How many lines in the records below contain the word "subcaption"? Reply with the number alone.

*-*-*

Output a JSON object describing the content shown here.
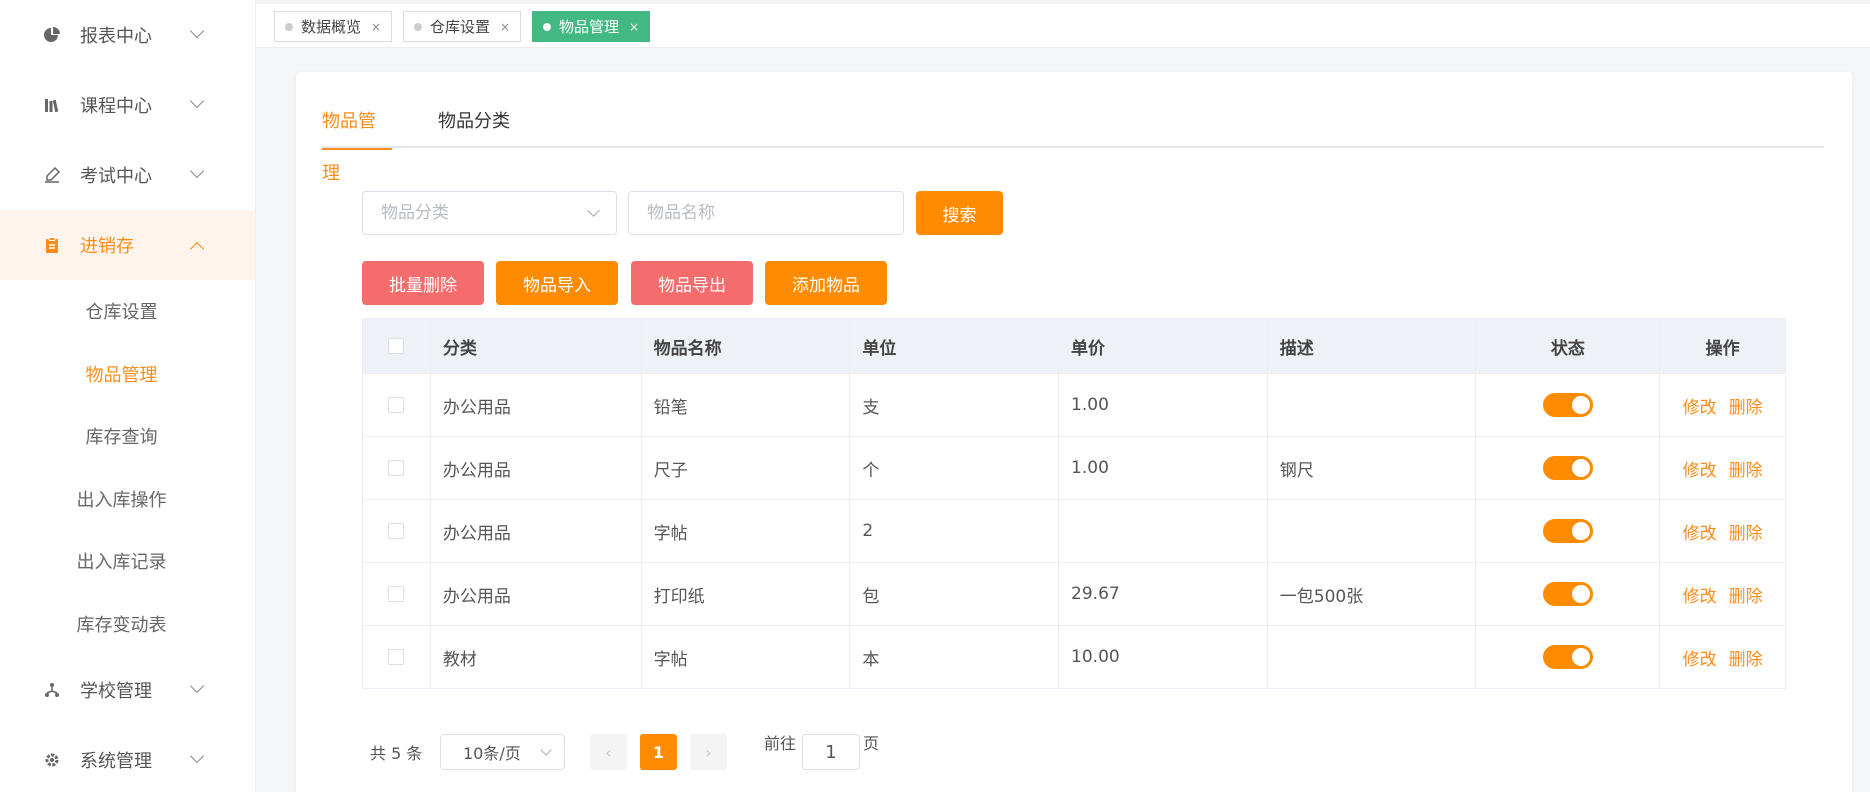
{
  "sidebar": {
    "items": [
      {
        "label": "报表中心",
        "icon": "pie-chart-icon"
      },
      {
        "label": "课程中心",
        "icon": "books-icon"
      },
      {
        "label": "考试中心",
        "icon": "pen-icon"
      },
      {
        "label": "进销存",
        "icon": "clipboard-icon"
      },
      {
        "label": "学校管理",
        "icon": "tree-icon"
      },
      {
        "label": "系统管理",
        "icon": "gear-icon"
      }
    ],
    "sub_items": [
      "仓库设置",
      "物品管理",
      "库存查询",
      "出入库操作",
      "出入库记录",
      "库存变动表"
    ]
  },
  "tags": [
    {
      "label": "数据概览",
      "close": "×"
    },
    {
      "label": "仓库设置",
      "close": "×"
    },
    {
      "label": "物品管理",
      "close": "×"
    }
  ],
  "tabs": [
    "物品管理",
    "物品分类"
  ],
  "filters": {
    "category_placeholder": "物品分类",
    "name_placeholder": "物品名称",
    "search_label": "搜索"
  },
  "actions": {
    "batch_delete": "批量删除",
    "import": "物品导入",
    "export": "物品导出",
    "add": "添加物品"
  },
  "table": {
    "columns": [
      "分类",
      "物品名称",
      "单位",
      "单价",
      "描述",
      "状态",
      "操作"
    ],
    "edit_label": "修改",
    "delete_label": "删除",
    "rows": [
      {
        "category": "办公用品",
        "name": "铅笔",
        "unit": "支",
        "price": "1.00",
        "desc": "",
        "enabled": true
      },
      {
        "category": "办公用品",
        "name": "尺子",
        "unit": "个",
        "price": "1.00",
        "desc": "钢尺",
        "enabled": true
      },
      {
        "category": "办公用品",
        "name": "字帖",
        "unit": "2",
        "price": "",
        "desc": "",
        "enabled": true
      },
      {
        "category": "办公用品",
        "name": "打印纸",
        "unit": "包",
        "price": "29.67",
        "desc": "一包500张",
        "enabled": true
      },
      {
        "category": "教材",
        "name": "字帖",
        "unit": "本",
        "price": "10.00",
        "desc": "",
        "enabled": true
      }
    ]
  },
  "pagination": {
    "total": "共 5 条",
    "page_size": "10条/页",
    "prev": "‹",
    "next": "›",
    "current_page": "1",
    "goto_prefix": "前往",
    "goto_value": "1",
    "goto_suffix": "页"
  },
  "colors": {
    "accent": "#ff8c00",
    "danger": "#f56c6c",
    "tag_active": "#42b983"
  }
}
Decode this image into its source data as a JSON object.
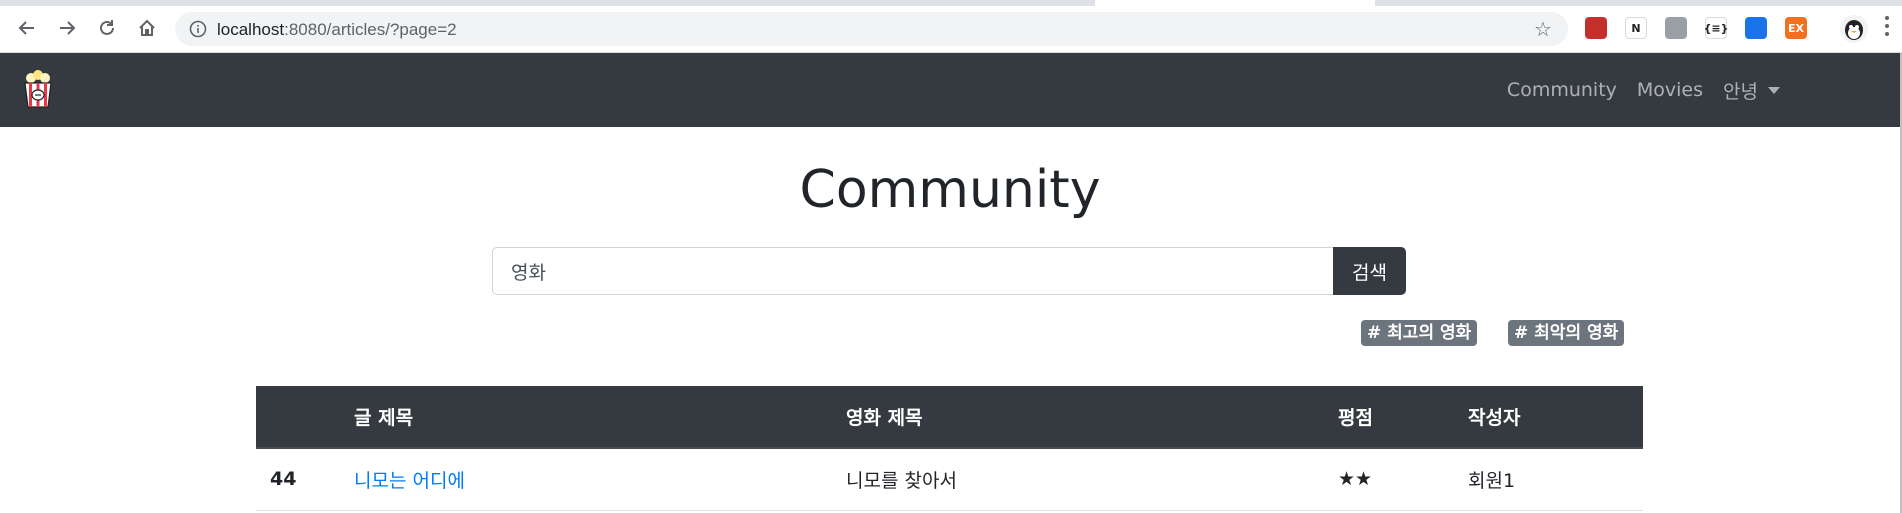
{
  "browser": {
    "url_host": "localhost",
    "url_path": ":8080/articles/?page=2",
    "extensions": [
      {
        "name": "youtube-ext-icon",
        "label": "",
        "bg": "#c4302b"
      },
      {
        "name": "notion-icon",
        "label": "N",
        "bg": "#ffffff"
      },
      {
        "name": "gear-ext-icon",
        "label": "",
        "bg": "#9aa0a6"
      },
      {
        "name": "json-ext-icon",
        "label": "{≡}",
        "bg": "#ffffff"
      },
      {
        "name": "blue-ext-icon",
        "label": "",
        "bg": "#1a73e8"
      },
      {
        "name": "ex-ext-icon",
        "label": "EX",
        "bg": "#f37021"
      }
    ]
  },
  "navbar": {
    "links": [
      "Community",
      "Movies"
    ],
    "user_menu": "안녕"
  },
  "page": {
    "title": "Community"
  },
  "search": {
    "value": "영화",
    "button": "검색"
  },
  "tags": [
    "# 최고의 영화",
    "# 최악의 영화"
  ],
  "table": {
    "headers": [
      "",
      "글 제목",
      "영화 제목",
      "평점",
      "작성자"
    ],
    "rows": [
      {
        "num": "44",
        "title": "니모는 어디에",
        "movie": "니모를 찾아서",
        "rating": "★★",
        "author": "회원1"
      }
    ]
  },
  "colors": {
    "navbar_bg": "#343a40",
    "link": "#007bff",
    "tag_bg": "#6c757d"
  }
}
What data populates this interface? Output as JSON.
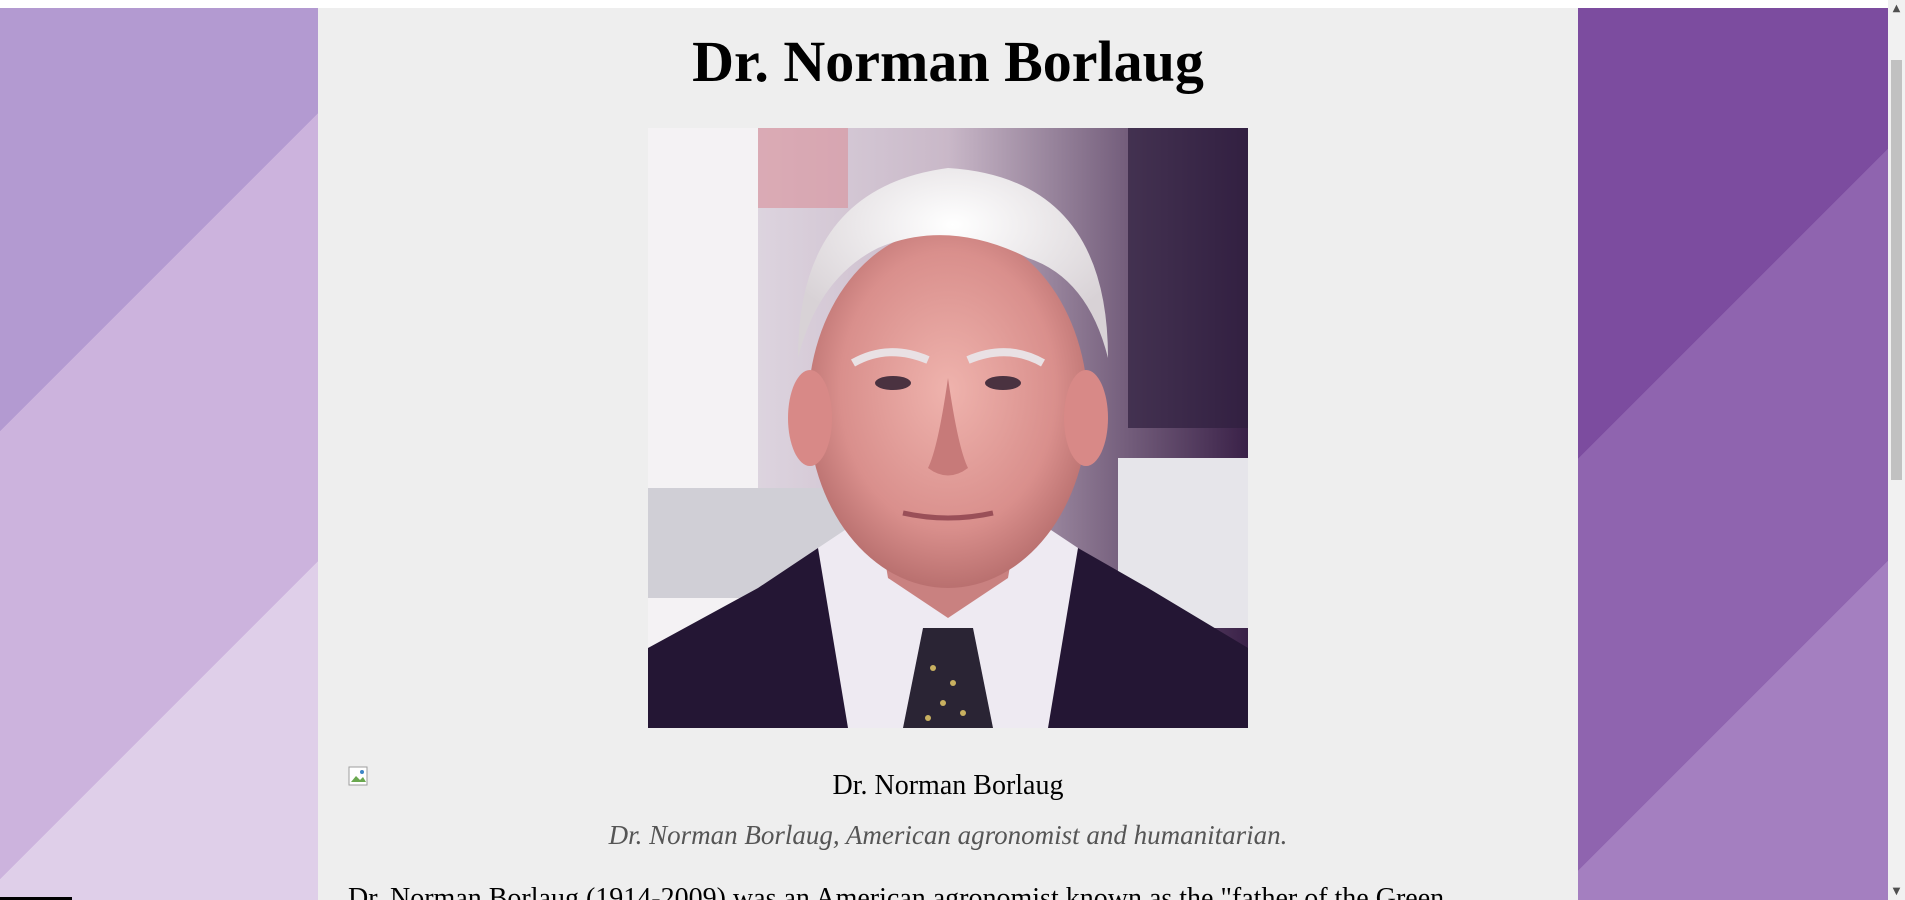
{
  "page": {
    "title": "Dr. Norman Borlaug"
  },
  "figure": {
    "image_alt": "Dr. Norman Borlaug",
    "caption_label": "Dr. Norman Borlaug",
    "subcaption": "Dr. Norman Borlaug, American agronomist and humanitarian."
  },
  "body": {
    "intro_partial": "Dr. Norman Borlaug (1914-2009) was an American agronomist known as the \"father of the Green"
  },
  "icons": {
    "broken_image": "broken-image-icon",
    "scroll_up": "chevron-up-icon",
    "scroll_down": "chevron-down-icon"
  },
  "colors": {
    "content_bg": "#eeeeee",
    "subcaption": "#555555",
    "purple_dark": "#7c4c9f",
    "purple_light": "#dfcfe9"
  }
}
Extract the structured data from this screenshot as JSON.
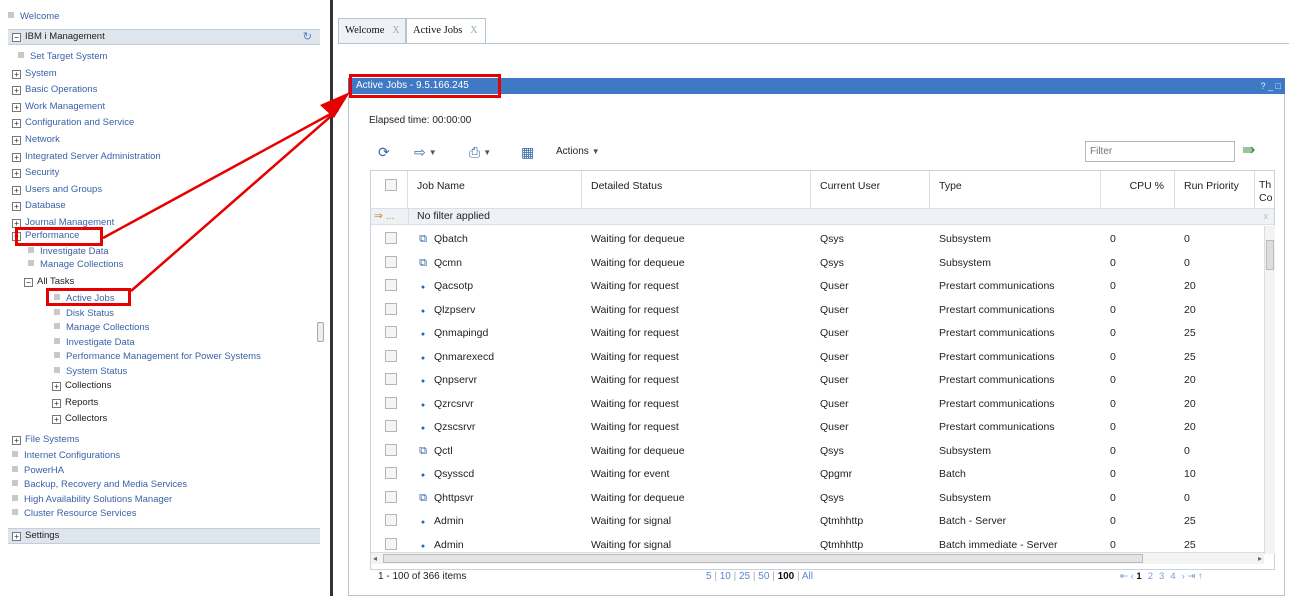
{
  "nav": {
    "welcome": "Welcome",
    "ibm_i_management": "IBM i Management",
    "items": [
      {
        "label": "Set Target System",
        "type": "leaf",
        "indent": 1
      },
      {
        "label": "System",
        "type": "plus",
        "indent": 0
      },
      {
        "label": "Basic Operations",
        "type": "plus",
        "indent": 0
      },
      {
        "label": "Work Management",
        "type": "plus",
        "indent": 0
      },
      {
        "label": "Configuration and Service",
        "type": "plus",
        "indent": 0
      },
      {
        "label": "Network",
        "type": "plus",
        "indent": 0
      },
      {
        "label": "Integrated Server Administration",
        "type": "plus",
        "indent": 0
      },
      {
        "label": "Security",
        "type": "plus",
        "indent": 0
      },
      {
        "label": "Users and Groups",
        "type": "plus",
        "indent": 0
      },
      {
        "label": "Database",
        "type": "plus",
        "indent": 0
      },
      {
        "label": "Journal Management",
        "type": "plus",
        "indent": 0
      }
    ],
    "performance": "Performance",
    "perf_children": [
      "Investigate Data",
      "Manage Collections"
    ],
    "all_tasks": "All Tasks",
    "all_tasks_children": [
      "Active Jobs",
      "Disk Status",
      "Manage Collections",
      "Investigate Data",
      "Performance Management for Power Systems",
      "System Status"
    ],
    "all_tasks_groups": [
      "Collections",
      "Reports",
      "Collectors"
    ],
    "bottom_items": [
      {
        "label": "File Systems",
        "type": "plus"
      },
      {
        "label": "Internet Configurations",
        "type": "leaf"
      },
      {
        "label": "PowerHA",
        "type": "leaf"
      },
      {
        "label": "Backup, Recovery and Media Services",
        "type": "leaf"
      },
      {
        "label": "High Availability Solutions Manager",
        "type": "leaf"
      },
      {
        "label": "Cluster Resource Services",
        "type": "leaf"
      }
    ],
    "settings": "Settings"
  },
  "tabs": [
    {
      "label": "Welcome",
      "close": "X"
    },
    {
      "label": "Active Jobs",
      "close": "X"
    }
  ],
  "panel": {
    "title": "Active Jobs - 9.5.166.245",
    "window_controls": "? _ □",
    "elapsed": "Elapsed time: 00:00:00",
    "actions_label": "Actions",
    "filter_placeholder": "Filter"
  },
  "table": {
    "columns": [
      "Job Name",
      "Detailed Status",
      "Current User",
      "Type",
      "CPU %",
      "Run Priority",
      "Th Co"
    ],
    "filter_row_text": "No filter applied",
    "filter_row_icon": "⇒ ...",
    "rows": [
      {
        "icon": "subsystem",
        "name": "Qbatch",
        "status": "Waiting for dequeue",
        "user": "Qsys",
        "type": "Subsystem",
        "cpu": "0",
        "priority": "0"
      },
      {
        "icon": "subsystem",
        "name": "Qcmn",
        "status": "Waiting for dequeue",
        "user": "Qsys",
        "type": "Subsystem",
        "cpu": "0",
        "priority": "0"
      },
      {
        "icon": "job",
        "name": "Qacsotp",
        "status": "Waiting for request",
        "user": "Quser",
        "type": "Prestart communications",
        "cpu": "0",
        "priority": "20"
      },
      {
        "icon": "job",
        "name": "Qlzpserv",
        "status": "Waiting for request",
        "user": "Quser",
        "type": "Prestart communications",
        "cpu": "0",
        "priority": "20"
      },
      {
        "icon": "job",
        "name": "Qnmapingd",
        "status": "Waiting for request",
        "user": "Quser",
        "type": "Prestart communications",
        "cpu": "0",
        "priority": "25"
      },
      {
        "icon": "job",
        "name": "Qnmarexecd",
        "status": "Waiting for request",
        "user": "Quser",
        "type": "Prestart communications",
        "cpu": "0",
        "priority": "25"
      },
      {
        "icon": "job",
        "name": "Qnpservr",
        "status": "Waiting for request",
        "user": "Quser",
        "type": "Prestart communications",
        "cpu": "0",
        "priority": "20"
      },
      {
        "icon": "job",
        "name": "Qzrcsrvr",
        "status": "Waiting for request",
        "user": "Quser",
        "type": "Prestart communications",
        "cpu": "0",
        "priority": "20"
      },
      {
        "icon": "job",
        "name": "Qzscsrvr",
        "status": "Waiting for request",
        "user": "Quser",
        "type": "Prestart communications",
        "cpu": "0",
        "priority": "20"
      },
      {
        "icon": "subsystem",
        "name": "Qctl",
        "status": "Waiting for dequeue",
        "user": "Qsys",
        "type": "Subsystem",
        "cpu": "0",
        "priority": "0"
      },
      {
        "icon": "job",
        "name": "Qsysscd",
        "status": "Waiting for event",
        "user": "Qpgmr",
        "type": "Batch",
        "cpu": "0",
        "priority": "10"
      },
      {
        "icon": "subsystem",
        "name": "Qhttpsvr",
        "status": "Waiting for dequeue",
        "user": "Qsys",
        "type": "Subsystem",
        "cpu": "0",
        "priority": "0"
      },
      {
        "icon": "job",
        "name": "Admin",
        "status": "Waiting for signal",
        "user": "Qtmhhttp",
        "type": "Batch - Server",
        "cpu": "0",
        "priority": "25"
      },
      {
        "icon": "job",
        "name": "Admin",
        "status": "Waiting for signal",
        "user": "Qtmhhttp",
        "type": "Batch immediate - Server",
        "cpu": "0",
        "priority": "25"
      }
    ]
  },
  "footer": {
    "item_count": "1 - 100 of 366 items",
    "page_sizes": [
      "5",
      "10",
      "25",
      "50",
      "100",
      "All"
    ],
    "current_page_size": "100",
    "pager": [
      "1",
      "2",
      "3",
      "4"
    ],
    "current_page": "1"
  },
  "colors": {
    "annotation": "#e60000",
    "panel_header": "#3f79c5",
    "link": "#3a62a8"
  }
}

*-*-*

Reply to the exercise: 2